Wednesday, June 21 was the longest day of my life. I got up early to take my oldest to her YMCA swim lesson and then came home. An elderly lady patted me and asked when I was due. When I said August, she smiled broadly and asked, “how are you feeling?” I replied, “not good.” She must’ve been hard of hearing or the pool room was echoing because she just smiled a big smile again and patted my arm.
My best friend came up Tuesday night to help, and she took care of the kids while I slept away most of the day. I didn’t eat much or interact with anyone other than via text and Facebook messenger. The doctor texted to let me know that the prelim results would likely be available before noon on Thursday.
We woke early on Thursday – with the sun. I laid in bed the whole morning, waiting for the phone call. At 1030, I texted our doctor, and she said that the lab was hoping before noon. At noon, she texted me and told me that she was going to call the lab, and did she want me to call with the results or text them. I asked her to call. A few minutes later, the phone rang. My palms immediately started to sweat, and my heart was racing. Again, in my heart, I knew what we were going to hear, but I clung to the tiny possibility that we were wrong. That it was all a big awful coincidence.

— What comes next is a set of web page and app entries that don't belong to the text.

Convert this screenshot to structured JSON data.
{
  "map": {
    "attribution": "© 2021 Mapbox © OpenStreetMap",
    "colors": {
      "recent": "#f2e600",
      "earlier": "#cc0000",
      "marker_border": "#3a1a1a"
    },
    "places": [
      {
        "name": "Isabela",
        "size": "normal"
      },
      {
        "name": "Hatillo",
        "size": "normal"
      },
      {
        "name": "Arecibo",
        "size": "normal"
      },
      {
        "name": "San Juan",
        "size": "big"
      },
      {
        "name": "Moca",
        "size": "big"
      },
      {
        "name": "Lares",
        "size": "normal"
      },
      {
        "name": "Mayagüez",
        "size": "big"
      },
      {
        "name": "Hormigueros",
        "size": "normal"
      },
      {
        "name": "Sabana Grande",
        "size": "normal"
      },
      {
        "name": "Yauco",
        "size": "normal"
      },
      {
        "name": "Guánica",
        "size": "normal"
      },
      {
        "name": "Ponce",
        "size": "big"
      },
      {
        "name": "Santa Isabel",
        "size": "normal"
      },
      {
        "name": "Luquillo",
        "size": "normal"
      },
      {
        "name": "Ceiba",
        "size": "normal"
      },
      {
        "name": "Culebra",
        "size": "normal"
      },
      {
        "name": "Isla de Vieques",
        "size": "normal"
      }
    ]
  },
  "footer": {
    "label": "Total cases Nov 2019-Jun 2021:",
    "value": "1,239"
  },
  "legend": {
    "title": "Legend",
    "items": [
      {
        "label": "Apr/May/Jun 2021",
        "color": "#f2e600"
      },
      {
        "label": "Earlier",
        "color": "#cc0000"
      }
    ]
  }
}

I put Dr Coulson on speakerphone, and she didn’t beat around the bush. “It’s what we expected,” she said, “the test confirms trisomy 18.” My husband put his head down and began to cry. I did too, but I was controlled enough to ask her what the next step was.
She explained that we would need to make decisions about labor, delivery, interventions, etc. She would be getting us a referral to the genetics counselors, as well as to the palliative care specialists. (Palliative care. There’s a word you never want to hear associated with your soon to be born child.)
After we hung up, my husband and I laid on our bed and cried like the world had ended.
And that was 24 hours ago. It seems a lifetime has already passed.
In those 24 hours, I’ve thought of funerals – cremation or burial? Labor? Natural and let it happen how it will happen? Or controlled carefully to give him the best chance for survival (up to 35% of these babies die during labor)? Interventions to keep him alive or comfort care only? How will we know? How can we plan? Will he even make it to be born or will he die inside me? How will I work? How will I counsel distraught owners with regards to their terribly ill pets without becoming extremely emotional? How will I help people ease their pets’ suffering with the gift of euthanasia without becoming completely unglued? Will we try to have another baby after this baby is no longer with us? Is it wrong to think of that at a time like this?
I cannot foresee what the future holds, but I know this : this morning I woke up and little boy was having a party – wiggling, kicking, and hiccuping. He is here with me now. I don’t know for how long. I don’t know if I’ll ever get to meet him while he draws breath, but he is here now, and I am going to hold as tightly to that as I possibly can and let the future bring what it will bring.
And we have decided on a name: James Julian – after both his great grandfather, a St Petersburg, Florida officer killed in the line of duty, and after his father, James.